Be sure to use a font size best suited to your visual acuity, and have your eyes examined regularly — at least once a year — to be sure your prescription is up-to-date. This is especially important for people older than 40 and for children who are heavy users of computers because visual acuity can change with age. Make sure, too, that your monitor has a high-resolution display that provides sharper type and crisper images. And clean the monitor often with an antistatic dust cloth.
Those who work from printed materials, moving back and forth from them to the screen, could minimize neck strain by mounting documents on a stand next to the monitor. If, like me, you use many different printed documents at the same time, consider getting special computer glasses — bifocal or progressive lenses with the upper portion ideal for screen reading and the lower designed for print distance.
While prevention is most important, if you already have symptoms of computer vision syndrome, there are ways to reduce or eliminate them. Ophthalmologists suggest adhering to the “20-20-20” rule: Every 20 minutes, take a 20-second break and look at something 20 feet away.
Consciously blink as often as possible to keep eye surfaces well lubricated. To further counter dryness, redness and painful irritation, use lubricating eye drops several times a day. My ophthalmologist recommends products free of preservatives sold in single-use dispensers.

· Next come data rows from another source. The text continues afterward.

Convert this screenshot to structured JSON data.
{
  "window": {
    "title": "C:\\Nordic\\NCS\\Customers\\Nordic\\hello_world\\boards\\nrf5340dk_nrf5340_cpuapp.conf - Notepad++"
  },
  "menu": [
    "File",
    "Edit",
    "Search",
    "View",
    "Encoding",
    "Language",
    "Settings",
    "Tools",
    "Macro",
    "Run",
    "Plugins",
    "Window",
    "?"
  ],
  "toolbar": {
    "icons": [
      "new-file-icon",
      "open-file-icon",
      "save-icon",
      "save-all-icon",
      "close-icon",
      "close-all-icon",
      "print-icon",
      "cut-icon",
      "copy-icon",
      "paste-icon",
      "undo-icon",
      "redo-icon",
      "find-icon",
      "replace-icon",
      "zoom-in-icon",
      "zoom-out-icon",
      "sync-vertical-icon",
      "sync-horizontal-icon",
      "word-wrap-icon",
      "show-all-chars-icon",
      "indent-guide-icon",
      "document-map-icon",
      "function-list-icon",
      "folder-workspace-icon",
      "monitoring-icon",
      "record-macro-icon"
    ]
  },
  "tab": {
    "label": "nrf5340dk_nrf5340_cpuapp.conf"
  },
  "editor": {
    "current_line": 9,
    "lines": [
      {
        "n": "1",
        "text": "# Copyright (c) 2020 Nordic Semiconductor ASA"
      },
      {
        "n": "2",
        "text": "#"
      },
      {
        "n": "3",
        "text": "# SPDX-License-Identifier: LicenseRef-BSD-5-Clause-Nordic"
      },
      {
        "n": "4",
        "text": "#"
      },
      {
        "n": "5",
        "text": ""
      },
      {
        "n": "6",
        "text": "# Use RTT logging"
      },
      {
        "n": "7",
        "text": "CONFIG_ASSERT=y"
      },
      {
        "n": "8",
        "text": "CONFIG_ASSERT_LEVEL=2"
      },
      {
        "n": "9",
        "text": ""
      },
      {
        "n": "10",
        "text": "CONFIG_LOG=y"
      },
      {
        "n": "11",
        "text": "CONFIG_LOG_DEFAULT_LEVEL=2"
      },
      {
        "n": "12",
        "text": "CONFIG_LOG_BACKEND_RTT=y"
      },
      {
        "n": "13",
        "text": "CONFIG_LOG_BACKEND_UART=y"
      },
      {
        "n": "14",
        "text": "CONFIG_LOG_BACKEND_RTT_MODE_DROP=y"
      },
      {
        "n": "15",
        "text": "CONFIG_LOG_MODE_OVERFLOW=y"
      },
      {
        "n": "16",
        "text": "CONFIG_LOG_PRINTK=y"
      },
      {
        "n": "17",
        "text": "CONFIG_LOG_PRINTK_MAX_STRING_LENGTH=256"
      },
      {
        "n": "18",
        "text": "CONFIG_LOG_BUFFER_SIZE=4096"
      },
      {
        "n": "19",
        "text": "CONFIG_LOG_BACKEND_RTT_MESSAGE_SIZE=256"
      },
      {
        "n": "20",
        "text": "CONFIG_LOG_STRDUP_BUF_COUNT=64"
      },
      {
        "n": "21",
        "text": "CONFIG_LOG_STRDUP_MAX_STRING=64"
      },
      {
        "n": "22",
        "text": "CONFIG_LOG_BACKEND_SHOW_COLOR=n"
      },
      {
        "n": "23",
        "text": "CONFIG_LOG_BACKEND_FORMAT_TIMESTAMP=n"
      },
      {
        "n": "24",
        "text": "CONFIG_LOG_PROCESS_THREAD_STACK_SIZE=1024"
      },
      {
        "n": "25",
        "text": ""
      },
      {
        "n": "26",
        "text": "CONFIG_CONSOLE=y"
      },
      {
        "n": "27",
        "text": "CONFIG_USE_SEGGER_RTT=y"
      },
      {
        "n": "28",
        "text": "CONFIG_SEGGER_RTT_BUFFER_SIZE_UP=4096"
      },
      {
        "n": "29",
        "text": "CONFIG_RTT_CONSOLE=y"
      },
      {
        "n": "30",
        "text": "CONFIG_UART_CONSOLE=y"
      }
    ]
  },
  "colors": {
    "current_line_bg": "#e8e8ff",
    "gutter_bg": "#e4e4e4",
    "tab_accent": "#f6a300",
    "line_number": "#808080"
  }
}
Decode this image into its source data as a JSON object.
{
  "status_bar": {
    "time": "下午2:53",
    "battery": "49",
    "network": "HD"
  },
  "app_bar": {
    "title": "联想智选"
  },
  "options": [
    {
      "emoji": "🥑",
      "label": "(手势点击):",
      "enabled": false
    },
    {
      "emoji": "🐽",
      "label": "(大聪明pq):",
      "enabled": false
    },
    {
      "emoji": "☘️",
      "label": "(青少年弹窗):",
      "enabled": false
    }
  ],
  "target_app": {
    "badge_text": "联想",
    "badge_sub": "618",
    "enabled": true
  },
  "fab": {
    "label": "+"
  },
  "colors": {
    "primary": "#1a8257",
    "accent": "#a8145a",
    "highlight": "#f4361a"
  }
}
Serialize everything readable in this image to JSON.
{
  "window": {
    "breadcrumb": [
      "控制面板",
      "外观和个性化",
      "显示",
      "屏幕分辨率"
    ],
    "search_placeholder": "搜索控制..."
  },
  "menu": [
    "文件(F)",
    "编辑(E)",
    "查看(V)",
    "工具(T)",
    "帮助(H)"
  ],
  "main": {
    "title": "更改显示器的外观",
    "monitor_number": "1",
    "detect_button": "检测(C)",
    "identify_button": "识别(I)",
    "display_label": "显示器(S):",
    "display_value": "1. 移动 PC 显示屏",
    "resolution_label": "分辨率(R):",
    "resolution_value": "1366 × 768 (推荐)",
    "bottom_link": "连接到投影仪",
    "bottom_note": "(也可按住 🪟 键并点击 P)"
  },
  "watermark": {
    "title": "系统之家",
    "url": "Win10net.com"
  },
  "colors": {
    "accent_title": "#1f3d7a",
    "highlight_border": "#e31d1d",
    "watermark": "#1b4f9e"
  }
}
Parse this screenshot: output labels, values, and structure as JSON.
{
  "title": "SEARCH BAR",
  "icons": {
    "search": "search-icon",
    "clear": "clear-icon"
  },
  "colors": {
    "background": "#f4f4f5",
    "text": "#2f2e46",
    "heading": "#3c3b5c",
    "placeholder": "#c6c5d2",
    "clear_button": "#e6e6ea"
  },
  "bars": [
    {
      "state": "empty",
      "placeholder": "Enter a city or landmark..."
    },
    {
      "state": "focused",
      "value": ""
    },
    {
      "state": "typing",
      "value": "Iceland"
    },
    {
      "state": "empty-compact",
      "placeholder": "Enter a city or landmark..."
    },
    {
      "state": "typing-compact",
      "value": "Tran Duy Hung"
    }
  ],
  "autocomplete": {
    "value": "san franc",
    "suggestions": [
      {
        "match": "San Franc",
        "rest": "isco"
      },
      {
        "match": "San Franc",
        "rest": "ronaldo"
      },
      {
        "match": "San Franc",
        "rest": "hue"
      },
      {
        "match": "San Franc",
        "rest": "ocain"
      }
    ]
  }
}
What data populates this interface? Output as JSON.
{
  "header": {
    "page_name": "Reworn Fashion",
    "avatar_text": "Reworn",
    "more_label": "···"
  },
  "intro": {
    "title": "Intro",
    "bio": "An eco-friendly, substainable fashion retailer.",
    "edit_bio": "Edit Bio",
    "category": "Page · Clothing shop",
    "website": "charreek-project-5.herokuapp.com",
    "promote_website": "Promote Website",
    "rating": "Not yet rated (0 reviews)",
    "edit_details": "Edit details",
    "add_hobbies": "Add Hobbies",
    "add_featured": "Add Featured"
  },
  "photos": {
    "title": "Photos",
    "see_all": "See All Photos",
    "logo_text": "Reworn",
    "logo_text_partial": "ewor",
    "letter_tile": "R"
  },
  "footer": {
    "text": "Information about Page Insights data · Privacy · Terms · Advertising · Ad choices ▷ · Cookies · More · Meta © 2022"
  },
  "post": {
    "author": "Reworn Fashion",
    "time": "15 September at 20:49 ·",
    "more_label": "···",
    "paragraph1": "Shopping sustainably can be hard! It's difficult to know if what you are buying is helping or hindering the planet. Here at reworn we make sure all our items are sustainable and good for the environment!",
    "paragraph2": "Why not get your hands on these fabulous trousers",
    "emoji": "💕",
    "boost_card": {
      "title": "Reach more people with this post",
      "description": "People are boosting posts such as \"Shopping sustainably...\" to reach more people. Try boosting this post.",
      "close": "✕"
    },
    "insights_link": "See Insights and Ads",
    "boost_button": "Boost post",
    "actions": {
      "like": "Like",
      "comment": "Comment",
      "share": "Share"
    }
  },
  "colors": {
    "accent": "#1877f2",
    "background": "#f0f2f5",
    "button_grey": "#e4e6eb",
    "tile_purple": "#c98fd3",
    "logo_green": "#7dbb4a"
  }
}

You can also reduce the risk of dry eyes by keeping air from blowing in your face and by using a humidifier to add moisture to the air in the room. And Dr. Reitano said her eye doctor also suggested applying warm moist compresses to her eyes every morning.